→ Exercise aim
Please copy out every line of the data word for word.

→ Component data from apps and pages
%%
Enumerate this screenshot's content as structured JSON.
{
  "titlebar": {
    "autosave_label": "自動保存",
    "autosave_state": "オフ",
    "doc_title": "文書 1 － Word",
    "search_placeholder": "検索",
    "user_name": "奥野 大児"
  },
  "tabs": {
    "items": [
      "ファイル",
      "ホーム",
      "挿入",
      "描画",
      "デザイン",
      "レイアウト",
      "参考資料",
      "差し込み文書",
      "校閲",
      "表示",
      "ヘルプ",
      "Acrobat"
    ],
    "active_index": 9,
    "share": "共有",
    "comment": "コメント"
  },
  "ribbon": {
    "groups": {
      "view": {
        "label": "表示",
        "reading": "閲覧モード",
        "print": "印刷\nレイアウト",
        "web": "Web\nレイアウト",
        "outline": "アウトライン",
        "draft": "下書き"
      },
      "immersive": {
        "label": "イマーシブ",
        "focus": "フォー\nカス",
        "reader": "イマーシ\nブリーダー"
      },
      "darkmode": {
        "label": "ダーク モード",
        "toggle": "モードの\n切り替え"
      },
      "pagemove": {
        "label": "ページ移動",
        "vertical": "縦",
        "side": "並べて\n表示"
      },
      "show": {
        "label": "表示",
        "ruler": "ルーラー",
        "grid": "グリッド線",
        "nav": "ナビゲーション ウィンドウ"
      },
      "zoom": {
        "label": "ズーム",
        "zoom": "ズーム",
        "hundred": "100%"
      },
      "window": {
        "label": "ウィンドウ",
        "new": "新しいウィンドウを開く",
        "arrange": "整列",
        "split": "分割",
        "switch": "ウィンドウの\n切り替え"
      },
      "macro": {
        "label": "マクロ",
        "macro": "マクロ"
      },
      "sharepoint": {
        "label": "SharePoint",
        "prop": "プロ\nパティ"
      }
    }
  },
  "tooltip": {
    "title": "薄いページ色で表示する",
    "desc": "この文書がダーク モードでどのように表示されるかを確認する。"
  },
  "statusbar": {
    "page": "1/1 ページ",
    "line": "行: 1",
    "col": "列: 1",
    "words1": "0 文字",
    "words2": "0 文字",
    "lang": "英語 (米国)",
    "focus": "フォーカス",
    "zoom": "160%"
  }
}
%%
→ Task solution
Enumerate this screenshot's content as structured JSON.
{
  "titlebar": {
    "autosave_label": "自動保存",
    "autosave_state": "オフ",
    "doc_title": "文書 1 － Word",
    "search_placeholder": "検索",
    "user_name": "奥野 大児"
  },
  "tabs": {
    "items": [
      "ファイル",
      "ホーム",
      "挿入",
      "描画",
      "デザイン",
      "レイアウト",
      "参考資料",
      "差し込み文書",
      "校閲",
      "表示",
      "ヘルプ",
      "Acrobat"
    ],
    "active_index": 9,
    "share": "共有",
    "comment": "コメント"
  },
  "ribbon": {
    "groups": {
      "view": {
        "label": "表示",
        "reading": "閲覧モード",
        "print": "印刷\nレイアウト",
        "web": "Web\nレイアウト",
        "outline": "アウトライン",
        "draft": "下書き"
      },
      "immersive": {
        "label": "イマーシブ",
        "focus": "フォー\nカス",
        "reader": "イマーシ\nブリーダー"
      },
      "darkmode": {
        "label": "ダーク モード",
        "toggle": "モードの\n切り替え"
      },
      "pagemove": {
        "label": "ページ移動",
        "vertical": "縦",
        "side": "並べて\n表示"
      },
      "show": {
        "label": "表示",
        "ruler": "ルーラー",
        "grid": "グリッド線",
        "nav": "ナビゲーション ウィンドウ"
      },
      "zoom": {
        "label": "ズーム",
        "zoom": "ズーム",
        "hundred": "100%"
      },
      "window": {
        "label": "ウィンドウ",
        "new": "新しいウィンドウを開く",
        "arrange": "整列",
        "split": "分割",
        "switch": "ウィンドウの\n切り替え"
      },
      "macro": {
        "label": "マクロ",
        "macro": "マクロ"
      },
      "sharepoint": {
        "label": "SharePoint",
        "prop": "プロ\nパティ"
      }
    }
  },
  "tooltip": {
    "title": "薄いページ色で表示する",
    "desc": "この文書がダーク モードでどのように表示されるかを確認する。"
  },
  "statusbar": {
    "page": "1/1 ページ",
    "line": "行: 1",
    "col": "列: 1",
    "words1": "0 文字",
    "words2": "0 文字",
    "lang": "英語 (米国)",
    "focus": "フォーカス",
    "zoom": "160%"
  }
}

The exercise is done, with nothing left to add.